34: Depending on body fat percentage, dose with 20 grams of whey every 3 hours on training days to repair tissue for mass gains.
35: Cycle carbs to promote insulin sensitivity for mass gains. De-emphasize them on off days, but go higher carb on training days.
36: Workout carb intake is not imperative for protein synthesis but it can reduce cortisol during training. A carb-to- protein ratio between 2:1 and 1:1 is indicated.
37: Have a higher carb, high calorie day every 5 to 7 days in which you increase calories by up to 50 percent.
38: Balance your omega-3 to omega-6 fat intake: Eat fish, pastured animal products, take fish oil, and avoid vegetable oils.
39: Eat beneficial fat and avoid low-fat eating like the plague. Fat provides cholesterol, which supports hormone balance and recovery from intense exercise.
40: Favor saturated animal fats (butter, cream, meat), omega-3s, and monounsaturated fat (olives, avocados, macadamia nuts).
41: Attend to your body’s pH. Drink lemon or lime water, and eat a boatload of green vegetables and nutrient-rich fruits to become more alkaline.
42: Ensure hydration: Dehydration will significantly elevate cortisol and most people are chronically dehydrated. Shoot for drinking 37 ml/kg of body weight. For a 75 kg person this equals 2.8 liters.
43: Optimize gut health. Take probiotics on an empty stomach. Always pair protein with high-fiber foods (veggies and fruit) to improve protein digestion so that it doesn’t pass through to the intestinal intact.
44: Get extra B vitamins, particularly B5, because they are depleted in people who experience a lot of stress, both physical and mental.
45: Balance your cortisol: Get 2 to 10 grams of vitamin C post-workout or anytime you’re stressed. Be smart about caffeine and never take it when anxious or post-workout.

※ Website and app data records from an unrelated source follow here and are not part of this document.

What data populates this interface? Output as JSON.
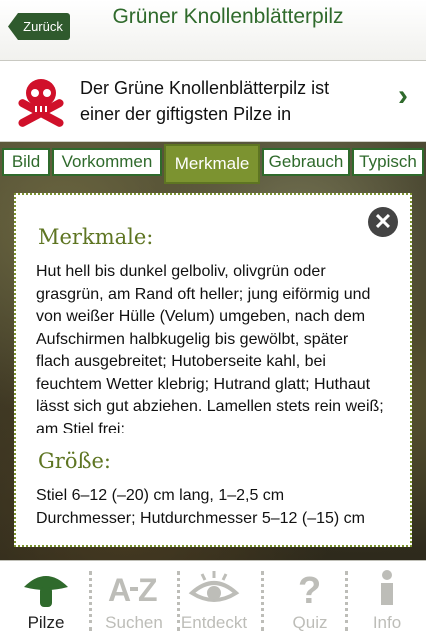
{
  "header": {
    "back_label": "Zurück",
    "title": "Grüner Knollenblätterpilz"
  },
  "banner": {
    "text": "Der Grüne Knollenblätterpilz ist einer der giftigsten Pilze in"
  },
  "tabs": [
    {
      "label": "Bild"
    },
    {
      "label": "Vorkommen"
    },
    {
      "label": "Merkmale",
      "active": true
    },
    {
      "label": "Gebrauch"
    },
    {
      "label": "Typisch"
    }
  ],
  "content": {
    "merkmale_heading": "Merkmale:",
    "merkmale_text": "Hut hell bis dunkel gelboliv, olivgrün oder grasgrün, am Rand oft heller; jung eiförmig und von weißer Hülle (Velum) umgeben, nach dem Aufschirmen halbkugelig bis gewölbt, später flach ausgebreitet; Hutoberseite kahl, bei feuchtem Wetter klebrig; Hutrand glatt; Huthaut lässt sich gut abziehen. Lamellen stets rein weiß; am Stiel frei;",
    "groesse_heading": "Größe:",
    "groesse_text": "Stiel 6–12 (–20) cm lang, 1–2,5 cm Durchmesser; Hutdurchmesser 5–12 (–15) cm"
  },
  "bottom_nav": [
    {
      "label": "Pilze",
      "icon": "mushroom-icon",
      "active": true
    },
    {
      "label": "Suchen",
      "icon": "a-z-icon"
    },
    {
      "label": "Entdeckt",
      "icon": "eye-icon"
    },
    {
      "label": "Quiz",
      "icon": "question-icon"
    },
    {
      "label": "Info",
      "icon": "info-icon"
    }
  ],
  "colors": {
    "brand_green": "#2f6a2c",
    "accent_olive": "#7c9330",
    "danger_red": "#d0102a"
  }
}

46: Optimize baseline levels of hormones, particularly testosterone, because it is a significant indicator of athletic ability. Higher resting T means you’ll get more out of workouts to induce greater muscle gains.
47: Embrace sleep. It’s been called the “athlete’s steroid” because it can boost athletic performance by as much as 10 percent. Shoot for at least 10 hours a night if you’re trying to gain muscle.

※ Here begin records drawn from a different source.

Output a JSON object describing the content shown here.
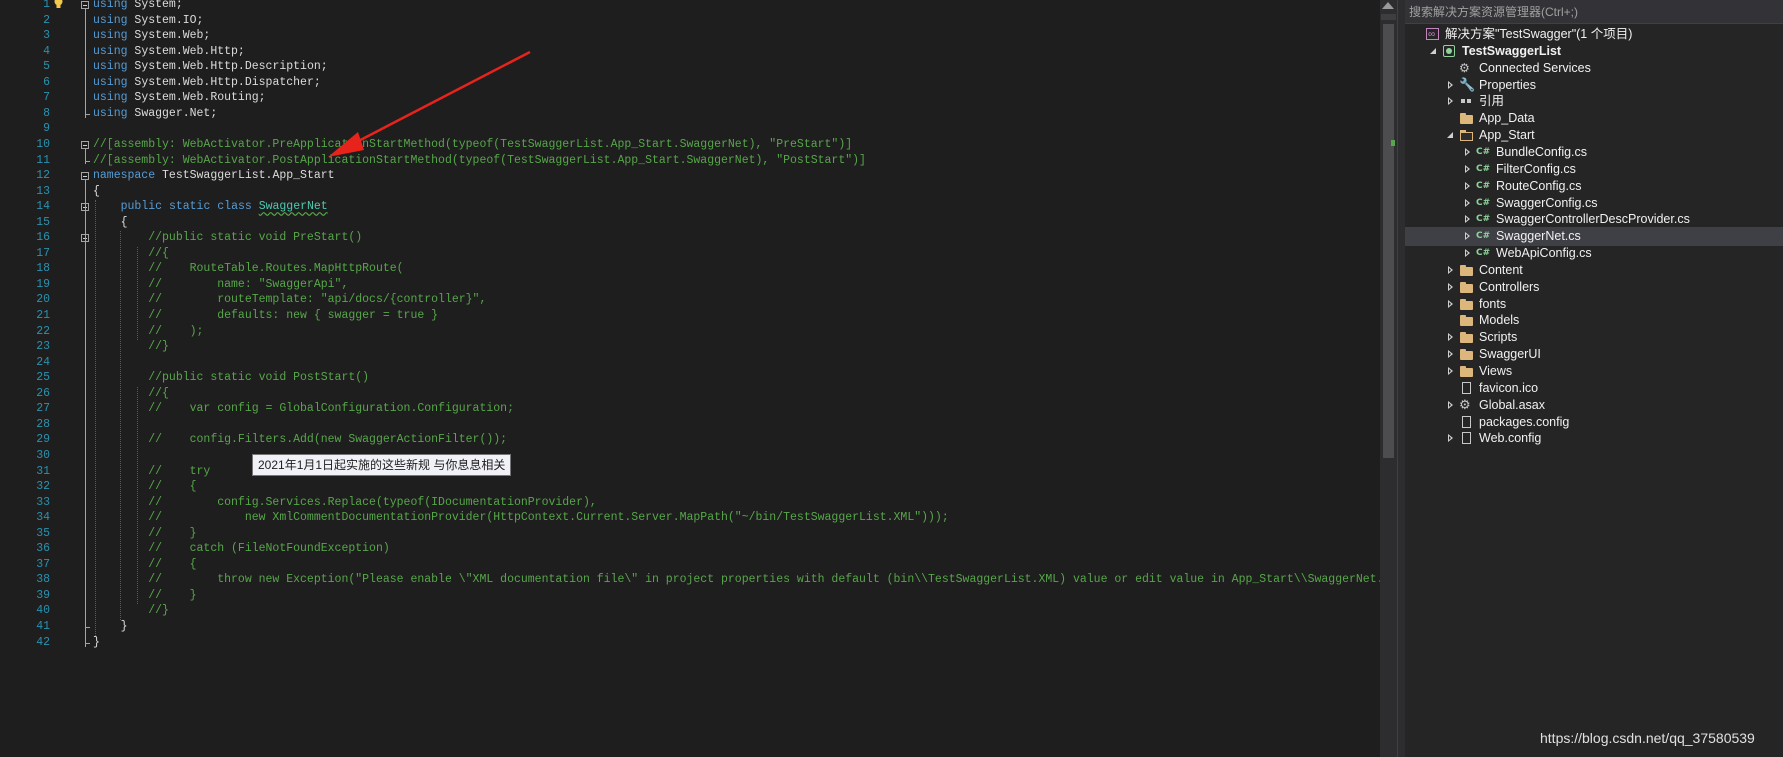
{
  "code_lines": [
    [
      {
        "t": "using",
        "c": "kw"
      },
      {
        "t": " System;"
      }
    ],
    [
      {
        "t": "using",
        "c": "kw"
      },
      {
        "t": " System.IO;"
      }
    ],
    [
      {
        "t": "using",
        "c": "kw"
      },
      {
        "t": " System.Web;"
      }
    ],
    [
      {
        "t": "using",
        "c": "kw"
      },
      {
        "t": " System.Web.Http;"
      }
    ],
    [
      {
        "t": "using",
        "c": "kw"
      },
      {
        "t": " System.Web.Http.Description;"
      }
    ],
    [
      {
        "t": "using",
        "c": "kw"
      },
      {
        "t": " System.Web.Http.Dispatcher;"
      }
    ],
    [
      {
        "t": "using",
        "c": "kw"
      },
      {
        "t": " System.Web.Routing;"
      }
    ],
    [
      {
        "t": "using",
        "c": "kw"
      },
      {
        "t": " Swagger.Net;"
      }
    ],
    [],
    [
      {
        "t": "//[assembly: WebActivator.PreApplicationStartMethod(typeof(TestSwaggerList.App_Start.SwaggerNet), \"PreStart\")]",
        "c": "cm"
      }
    ],
    [
      {
        "t": "//[assembly: WebActivator.PostApplicationStartMethod(typeof(TestSwaggerList.App_Start.SwaggerNet), \"PostStart\")]",
        "c": "cm"
      }
    ],
    [
      {
        "t": "namespace",
        "c": "kw"
      },
      {
        "t": " TestSwaggerList.App_Start"
      }
    ],
    [
      {
        "t": "{"
      }
    ],
    [
      {
        "t": "    "
      },
      {
        "t": "public",
        "c": "kw"
      },
      {
        "t": " "
      },
      {
        "t": "static",
        "c": "kw"
      },
      {
        "t": " "
      },
      {
        "t": "class",
        "c": "kw"
      },
      {
        "t": " "
      },
      {
        "t": "SwaggerNet",
        "c": "typ squig"
      }
    ],
    [
      {
        "t": "    {"
      }
    ],
    [
      {
        "t": "        //public static void PreStart()",
        "c": "cm"
      }
    ],
    [
      {
        "t": "        //{",
        "c": "cm"
      }
    ],
    [
      {
        "t": "        //    RouteTable.Routes.MapHttpRoute(",
        "c": "cm"
      }
    ],
    [
      {
        "t": "        //        name: \"SwaggerApi\",",
        "c": "cm"
      }
    ],
    [
      {
        "t": "        //        routeTemplate: \"api/docs/{controller}\",",
        "c": "cm"
      }
    ],
    [
      {
        "t": "        //        defaults: new { swagger = true }",
        "c": "cm"
      }
    ],
    [
      {
        "t": "        //    );",
        "c": "cm"
      }
    ],
    [
      {
        "t": "        //}",
        "c": "cm"
      }
    ],
    [],
    [
      {
        "t": "        //public static void PostStart()",
        "c": "cm"
      }
    ],
    [
      {
        "t": "        //{",
        "c": "cm"
      }
    ],
    [
      {
        "t": "        //    var config = GlobalConfiguration.Configuration;",
        "c": "cm"
      }
    ],
    [],
    [
      {
        "t": "        //    config.Filters.Add(new SwaggerActionFilter());",
        "c": "cm"
      }
    ],
    [],
    [
      {
        "t": "        //    try",
        "c": "cm"
      }
    ],
    [
      {
        "t": "        //    {",
        "c": "cm"
      }
    ],
    [
      {
        "t": "        //        config.Services.Replace(typeof(IDocumentationProvider),",
        "c": "cm"
      }
    ],
    [
      {
        "t": "        //            new XmlCommentDocumentationProvider(HttpContext.Current.Server.MapPath(\"~/bin/TestSwaggerList.XML\")));",
        "c": "cm"
      }
    ],
    [
      {
        "t": "        //    }",
        "c": "cm"
      }
    ],
    [
      {
        "t": "        //    catch (FileNotFoundException)",
        "c": "cm"
      }
    ],
    [
      {
        "t": "        //    {",
        "c": "cm"
      }
    ],
    [
      {
        "t": "        //        throw new Exception(\"Please enable \\\"XML documentation file\\\" in project properties with default (bin\\\\TestSwaggerList.XML) value or edit value in App_Start\\\\SwaggerNet.cs\");",
        "c": "cm"
      }
    ],
    [
      {
        "t": "        //    }",
        "c": "cm"
      }
    ],
    [
      {
        "t": "        //}",
        "c": "cm"
      }
    ],
    [
      {
        "t": "    }"
      }
    ],
    [
      {
        "t": "}"
      }
    ]
  ],
  "tooltip": "2021年1月1日起实施的这些新规 与你息息相关",
  "explorer": {
    "search_placeholder": "搜索解决方案资源管理器(Ctrl+;)",
    "items": [
      {
        "label": "解决方案\"TestSwagger\"(1 个项目)",
        "icon": "solution-icon",
        "indent": 0,
        "expander": "none",
        "bold": false
      },
      {
        "label": "TestSwaggerList",
        "icon": "project-icon",
        "indent": 1,
        "expander": "down",
        "bold": true
      },
      {
        "label": "Connected Services",
        "icon": "connected-services-icon",
        "indent": 2,
        "expander": "none",
        "bold": false
      },
      {
        "label": "Properties",
        "icon": "wrench-icon",
        "indent": 2,
        "expander": "right",
        "bold": false
      },
      {
        "label": "引用",
        "icon": "references-icon",
        "indent": 2,
        "expander": "right",
        "bold": false
      },
      {
        "label": "App_Data",
        "icon": "folder-icon",
        "indent": 2,
        "expander": "none",
        "bold": false
      },
      {
        "label": "App_Start",
        "icon": "folder-open-icon",
        "indent": 2,
        "expander": "down",
        "bold": false
      },
      {
        "label": "BundleConfig.cs",
        "icon": "csharp-file-icon",
        "indent": 3,
        "expander": "right",
        "bold": false
      },
      {
        "label": "FilterConfig.cs",
        "icon": "csharp-file-icon",
        "indent": 3,
        "expander": "right",
        "bold": false
      },
      {
        "label": "RouteConfig.cs",
        "icon": "csharp-file-icon",
        "indent": 3,
        "expander": "right",
        "bold": false
      },
      {
        "label": "SwaggerConfig.cs",
        "icon": "csharp-file-icon",
        "indent": 3,
        "expander": "right",
        "bold": false
      },
      {
        "label": "SwaggerControllerDescProvider.cs",
        "icon": "csharp-file-icon",
        "indent": 3,
        "expander": "right",
        "bold": false
      },
      {
        "label": "SwaggerNet.cs",
        "icon": "csharp-file-icon",
        "indent": 3,
        "expander": "right",
        "bold": false,
        "selected": true
      },
      {
        "label": "WebApiConfig.cs",
        "icon": "csharp-file-icon",
        "indent": 3,
        "expander": "right",
        "bold": false
      },
      {
        "label": "Content",
        "icon": "folder-icon",
        "indent": 2,
        "expander": "right",
        "bold": false
      },
      {
        "label": "Controllers",
        "icon": "folder-icon",
        "indent": 2,
        "expander": "right",
        "bold": false
      },
      {
        "label": "fonts",
        "icon": "folder-icon",
        "indent": 2,
        "expander": "right",
        "bold": false
      },
      {
        "label": "Models",
        "icon": "folder-icon",
        "indent": 2,
        "expander": "none",
        "bold": false
      },
      {
        "label": "Scripts",
        "icon": "folder-icon",
        "indent": 2,
        "expander": "right",
        "bold": false
      },
      {
        "label": "SwaggerUI",
        "icon": "folder-icon",
        "indent": 2,
        "expander": "right",
        "bold": false
      },
      {
        "label": "Views",
        "icon": "folder-icon",
        "indent": 2,
        "expander": "right",
        "bold": false
      },
      {
        "label": "favicon.ico",
        "icon": "image-file-icon",
        "indent": 2,
        "expander": "none",
        "bold": false
      },
      {
        "label": "Global.asax",
        "icon": "gear-file-icon",
        "indent": 2,
        "expander": "right",
        "bold": false
      },
      {
        "label": "packages.config",
        "icon": "config-file-icon",
        "indent": 2,
        "expander": "none",
        "bold": false
      },
      {
        "label": "Web.config",
        "icon": "config-file-icon",
        "indent": 2,
        "expander": "right",
        "bold": false
      }
    ]
  },
  "watermark": "https://blog.csdn.net/qq_37580539",
  "colors": {
    "keyword": "#569cd6",
    "comment": "#57a64a",
    "type": "#4ec9b0",
    "line_number": "#2b91af",
    "editor_bg": "#1e1e1e",
    "explorer_bg": "#252526",
    "selection": "#3f3f46",
    "arrow": "#e8231c"
  }
}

48: Train in the afternoon between 2 and 5 pm because muscle strength peaks during this window and protein synthesis peaks at 5 pm.
49: Sleep according to your natural tendency (called chronotype) because this optimizes hormone balance. Men who sleep according to their chronotype have higher testosterone.
50: Attend to your vitamin D level: Achieve a year-round level of at least 40 ng/ml. People in Northern latitudes or who do not get daily sun exposure require 2,000 to 5,000 IUs daily to achieve this baseline level.
51: Ensure magnesium status by getting a red blood cell test. Scientists suggest athletes should supplement with 500 mg of high-quality magnesium daily. Take it post-workout.
52: Dose BCAAs with leucine in a 4 to 1 ratio to valine and isoleucine. Research indicates 40 grams of BCAAs over the course of a workout can increase protein synthesis and reduce muscle breakdown.
53: Take 5 g/day of creatine to experience double muscle gains. One review found an extra 2 to 4 pounds of muscle mass gained in athletes.
54: Take beta alanine because it helps the body remove waste during intense muscle contractions. Try a high-low dosing format of 4 to 6 g/day for 4 weeks, followed by 1.5 to 3 g/day for 4 weeks.
55: Use caffeine pre-workout anytime you have poor motivation, are sleep deprived, or have a blue mood. It’s the most effective legal performance-enhancing aid available.
56: Take up to 4 grams of fish oil post-workout to improve protein synthesis and reduce inflammation.
57: Load up on conjugated linoleic acid (CLA) by eating pastured, organic dairy and beef. CLA can increase muscle gains by a few pounds over a placebo.
58: Take citrulline to improve blood flow and energy levels. It also boosts arginine for greater growth hormone release.
59: Try taking glutamine in doses throughout the day. Use it anytime you feel your immune system suppressed or are nearing an overtrained state to improve recovery.
60: Work harder. You’re less likely to be a “hard-gainer” if you work harder and smarter.